Fitbit Charge 2 hands-on review: Based on the huge success of 2015’s Charge HR, it’s a tough act to follow, but Fitbit thinks it’s cracked it with the new Charge 2.
The Charge 2 looks to be a considered update on last year’s tracker with some important additions like continuous heart rate tracking and new fixtures that make it a better fit amongst the current competition.
It offers the same familiar design language, but the most obvious new addition is a new OLED display that’s four times larger (read: taller) than the sliver of a screen found on the HR. At launch there are nine different strap/body combinations to choose from including three leather band hues, however, the design accommodates easy band replacement, although the proprietary design means you’re unlikely to find any options outside of Fitbit’s own store.

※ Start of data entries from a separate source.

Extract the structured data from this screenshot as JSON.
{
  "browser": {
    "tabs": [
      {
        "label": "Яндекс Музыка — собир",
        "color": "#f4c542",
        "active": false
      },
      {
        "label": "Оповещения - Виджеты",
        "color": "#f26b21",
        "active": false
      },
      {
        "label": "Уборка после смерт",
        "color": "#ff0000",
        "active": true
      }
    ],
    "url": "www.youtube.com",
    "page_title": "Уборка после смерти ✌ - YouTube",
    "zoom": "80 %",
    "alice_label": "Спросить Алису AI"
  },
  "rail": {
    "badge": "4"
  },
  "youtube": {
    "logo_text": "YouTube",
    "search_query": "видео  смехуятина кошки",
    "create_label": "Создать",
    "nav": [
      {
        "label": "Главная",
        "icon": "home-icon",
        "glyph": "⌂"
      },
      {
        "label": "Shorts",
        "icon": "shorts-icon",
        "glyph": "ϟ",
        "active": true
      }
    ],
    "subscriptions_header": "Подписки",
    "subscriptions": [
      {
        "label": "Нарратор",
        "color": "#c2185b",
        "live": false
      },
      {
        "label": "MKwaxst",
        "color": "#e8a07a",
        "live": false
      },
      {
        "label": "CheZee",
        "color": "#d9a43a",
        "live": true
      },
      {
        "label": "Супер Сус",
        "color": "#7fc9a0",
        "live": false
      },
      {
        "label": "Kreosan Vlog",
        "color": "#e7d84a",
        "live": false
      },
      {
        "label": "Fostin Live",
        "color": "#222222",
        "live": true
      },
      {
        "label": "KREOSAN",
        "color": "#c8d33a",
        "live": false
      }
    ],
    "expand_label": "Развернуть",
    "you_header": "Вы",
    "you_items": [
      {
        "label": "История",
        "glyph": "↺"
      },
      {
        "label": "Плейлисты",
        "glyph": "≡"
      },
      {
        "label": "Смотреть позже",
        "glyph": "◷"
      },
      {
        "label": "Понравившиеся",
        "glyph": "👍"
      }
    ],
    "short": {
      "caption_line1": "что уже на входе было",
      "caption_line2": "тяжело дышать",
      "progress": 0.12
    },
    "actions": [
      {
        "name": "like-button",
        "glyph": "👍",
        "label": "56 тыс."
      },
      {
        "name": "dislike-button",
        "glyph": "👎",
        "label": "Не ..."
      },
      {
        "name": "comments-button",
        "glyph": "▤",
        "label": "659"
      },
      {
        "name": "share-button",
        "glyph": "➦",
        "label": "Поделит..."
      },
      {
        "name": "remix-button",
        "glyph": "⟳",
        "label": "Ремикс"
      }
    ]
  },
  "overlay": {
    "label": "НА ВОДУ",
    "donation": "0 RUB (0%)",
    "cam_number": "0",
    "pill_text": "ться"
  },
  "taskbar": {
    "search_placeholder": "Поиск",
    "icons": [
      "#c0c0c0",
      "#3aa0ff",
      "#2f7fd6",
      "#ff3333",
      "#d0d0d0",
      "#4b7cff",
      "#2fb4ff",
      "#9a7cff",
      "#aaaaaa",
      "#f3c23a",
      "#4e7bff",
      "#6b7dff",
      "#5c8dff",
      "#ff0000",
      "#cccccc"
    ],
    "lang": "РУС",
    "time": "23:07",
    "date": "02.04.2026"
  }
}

The back of the Charge 2’s body accommodates a PurePulse™ optical heart rate sensor, which offers continuous monitoring and can help calculate estimated VO2 Max to offer what Fitbit calls a cardio fitness level. As you work out the Charge 2 uses heart rate, exercise and user data to log your improving fitness over time and should suggest ways on how to continue to improve via the updated Fitbit mobile app.
If this works in practice as well as Fitbit claims, it might make for a formidable pairing for those who want to reap real benefits from their fitness wearable beyond simply quantifying what they’re body is up to when they work out. That said, the Charge 2 can scratch that itch too, with real-time, heart rate, step and distance tracking (provided you’ve got it paired to your smartphone, it lacks an integrated GPS chip).
Like the new Flex 2, which launched alongside it, the Charge 2 features the company’s SmartTrack automatic exercise detection technology to differentiate between walking, jogging, running, cycling and a handful of other activities including aerobic workouts without the need for user interaction. There’s also automatic sleep tracking, move reminders and not unlike the new additions coming to Apple’s wearables with watchOS 3, a feature dubbed ‘Relax’ which helps you focus on deep breathing.
Despite treading similar ground to fully-fledged smartwatches, like relaying select notifications and incoming calls from your smartphone, the Charge 2 is still primarily an activity tracker, with the promise of up to five days use from a single charge (like its predecessor and practically all of Fitbit’s wearables it relies on a proprietary charger, which is a little frustrating as its dimensions could accommodate a microUSB or Type-C USB connection).
The Fitbit Charge 2 replaces the Fitbit Charge HR at the same £129.99 price point and is available now. Stay tuned for a full review.